SOURCE INFORMATION:
• • • • • • •

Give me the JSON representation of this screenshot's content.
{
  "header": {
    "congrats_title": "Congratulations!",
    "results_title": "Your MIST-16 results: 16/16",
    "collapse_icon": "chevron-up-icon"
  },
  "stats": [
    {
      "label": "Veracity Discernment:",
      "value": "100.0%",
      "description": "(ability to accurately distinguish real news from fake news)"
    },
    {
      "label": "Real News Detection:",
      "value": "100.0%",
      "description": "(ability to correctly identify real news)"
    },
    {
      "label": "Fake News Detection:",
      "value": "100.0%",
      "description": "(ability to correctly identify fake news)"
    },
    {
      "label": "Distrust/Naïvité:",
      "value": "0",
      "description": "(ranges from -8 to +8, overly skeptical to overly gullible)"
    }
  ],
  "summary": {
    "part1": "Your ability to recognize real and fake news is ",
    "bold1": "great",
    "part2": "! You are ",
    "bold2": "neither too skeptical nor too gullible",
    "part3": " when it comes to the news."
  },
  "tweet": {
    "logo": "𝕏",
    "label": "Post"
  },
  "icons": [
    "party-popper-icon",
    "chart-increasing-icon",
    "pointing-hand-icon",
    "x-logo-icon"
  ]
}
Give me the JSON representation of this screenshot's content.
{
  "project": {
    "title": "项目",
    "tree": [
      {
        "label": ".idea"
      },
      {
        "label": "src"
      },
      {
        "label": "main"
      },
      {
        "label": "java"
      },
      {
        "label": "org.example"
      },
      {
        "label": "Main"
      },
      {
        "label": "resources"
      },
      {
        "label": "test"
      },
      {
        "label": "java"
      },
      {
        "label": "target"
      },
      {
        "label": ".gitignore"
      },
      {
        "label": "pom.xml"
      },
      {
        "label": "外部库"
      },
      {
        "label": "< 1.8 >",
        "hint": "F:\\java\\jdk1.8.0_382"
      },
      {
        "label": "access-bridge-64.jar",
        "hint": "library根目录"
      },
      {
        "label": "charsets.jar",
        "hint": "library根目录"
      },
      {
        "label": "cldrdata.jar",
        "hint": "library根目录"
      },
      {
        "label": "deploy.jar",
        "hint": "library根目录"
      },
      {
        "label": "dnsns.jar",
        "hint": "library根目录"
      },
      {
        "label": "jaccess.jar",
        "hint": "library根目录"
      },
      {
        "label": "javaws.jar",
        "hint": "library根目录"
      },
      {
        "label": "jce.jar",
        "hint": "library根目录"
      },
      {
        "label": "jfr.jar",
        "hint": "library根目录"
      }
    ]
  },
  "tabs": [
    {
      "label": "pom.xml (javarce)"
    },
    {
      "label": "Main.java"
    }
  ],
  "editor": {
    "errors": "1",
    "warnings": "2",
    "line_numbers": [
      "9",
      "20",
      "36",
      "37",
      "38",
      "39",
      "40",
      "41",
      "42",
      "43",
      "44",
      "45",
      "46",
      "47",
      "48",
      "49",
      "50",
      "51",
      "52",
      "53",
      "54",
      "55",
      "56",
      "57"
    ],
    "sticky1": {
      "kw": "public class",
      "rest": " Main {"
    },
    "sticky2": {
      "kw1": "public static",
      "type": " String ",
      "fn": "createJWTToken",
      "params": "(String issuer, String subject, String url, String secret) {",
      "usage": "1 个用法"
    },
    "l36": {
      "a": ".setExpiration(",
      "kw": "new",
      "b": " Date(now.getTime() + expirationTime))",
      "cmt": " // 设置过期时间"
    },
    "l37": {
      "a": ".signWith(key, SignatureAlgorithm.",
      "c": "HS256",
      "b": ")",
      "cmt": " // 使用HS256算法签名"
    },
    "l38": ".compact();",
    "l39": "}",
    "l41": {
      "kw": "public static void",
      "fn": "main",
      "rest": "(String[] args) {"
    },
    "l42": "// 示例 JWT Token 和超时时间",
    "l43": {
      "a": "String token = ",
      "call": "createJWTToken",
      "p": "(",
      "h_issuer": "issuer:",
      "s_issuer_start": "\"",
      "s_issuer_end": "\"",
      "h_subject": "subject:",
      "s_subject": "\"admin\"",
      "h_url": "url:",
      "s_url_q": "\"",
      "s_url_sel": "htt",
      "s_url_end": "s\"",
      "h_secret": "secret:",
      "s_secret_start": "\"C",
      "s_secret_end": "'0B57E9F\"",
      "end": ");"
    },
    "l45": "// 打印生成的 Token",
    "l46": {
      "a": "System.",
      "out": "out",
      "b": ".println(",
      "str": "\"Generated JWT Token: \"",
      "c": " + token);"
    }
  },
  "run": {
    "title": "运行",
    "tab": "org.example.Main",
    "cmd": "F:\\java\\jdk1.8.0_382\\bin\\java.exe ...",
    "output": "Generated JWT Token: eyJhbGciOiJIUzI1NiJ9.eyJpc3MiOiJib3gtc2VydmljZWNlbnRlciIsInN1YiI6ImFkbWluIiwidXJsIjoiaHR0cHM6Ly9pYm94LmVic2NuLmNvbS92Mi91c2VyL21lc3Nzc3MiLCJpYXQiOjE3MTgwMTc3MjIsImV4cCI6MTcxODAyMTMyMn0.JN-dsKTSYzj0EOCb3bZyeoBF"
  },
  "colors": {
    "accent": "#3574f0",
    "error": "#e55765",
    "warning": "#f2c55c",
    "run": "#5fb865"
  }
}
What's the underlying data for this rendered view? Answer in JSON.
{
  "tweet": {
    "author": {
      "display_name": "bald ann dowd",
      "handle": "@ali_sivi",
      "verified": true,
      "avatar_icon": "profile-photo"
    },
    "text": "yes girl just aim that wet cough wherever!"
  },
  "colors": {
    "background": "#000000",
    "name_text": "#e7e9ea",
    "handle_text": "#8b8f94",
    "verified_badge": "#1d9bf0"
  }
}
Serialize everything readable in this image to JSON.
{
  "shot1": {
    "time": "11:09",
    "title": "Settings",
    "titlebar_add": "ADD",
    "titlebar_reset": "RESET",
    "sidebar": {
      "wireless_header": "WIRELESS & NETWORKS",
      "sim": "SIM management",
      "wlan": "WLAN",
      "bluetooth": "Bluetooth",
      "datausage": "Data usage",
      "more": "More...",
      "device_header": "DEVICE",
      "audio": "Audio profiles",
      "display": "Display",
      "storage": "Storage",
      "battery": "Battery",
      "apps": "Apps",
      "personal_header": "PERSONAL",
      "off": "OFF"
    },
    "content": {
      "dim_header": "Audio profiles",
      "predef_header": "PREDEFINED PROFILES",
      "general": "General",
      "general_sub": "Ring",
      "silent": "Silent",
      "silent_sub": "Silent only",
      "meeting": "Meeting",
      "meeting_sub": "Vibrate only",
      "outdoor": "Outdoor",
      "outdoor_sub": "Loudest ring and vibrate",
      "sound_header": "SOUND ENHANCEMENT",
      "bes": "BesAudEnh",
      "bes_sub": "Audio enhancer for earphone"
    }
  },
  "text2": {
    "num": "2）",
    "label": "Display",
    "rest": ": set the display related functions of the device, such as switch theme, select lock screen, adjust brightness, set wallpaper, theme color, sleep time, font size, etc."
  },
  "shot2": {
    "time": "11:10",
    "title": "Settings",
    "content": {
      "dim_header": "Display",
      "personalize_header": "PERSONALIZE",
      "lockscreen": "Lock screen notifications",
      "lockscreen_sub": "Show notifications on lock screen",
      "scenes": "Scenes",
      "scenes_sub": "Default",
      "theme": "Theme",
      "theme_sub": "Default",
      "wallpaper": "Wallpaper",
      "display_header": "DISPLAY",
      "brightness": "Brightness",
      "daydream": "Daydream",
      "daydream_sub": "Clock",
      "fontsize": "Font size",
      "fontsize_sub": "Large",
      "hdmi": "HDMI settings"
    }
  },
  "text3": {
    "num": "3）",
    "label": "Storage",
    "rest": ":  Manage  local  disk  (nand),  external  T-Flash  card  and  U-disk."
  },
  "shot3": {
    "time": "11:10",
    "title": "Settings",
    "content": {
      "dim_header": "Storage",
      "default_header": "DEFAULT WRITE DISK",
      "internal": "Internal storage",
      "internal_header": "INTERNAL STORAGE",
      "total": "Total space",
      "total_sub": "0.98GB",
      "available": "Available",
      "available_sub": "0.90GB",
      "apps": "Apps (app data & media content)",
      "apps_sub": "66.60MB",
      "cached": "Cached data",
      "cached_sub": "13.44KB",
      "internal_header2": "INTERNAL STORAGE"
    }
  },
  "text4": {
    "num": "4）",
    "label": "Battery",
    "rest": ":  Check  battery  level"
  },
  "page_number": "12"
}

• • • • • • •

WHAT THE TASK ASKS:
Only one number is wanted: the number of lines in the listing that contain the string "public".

WRITTEN SOLUTION:
3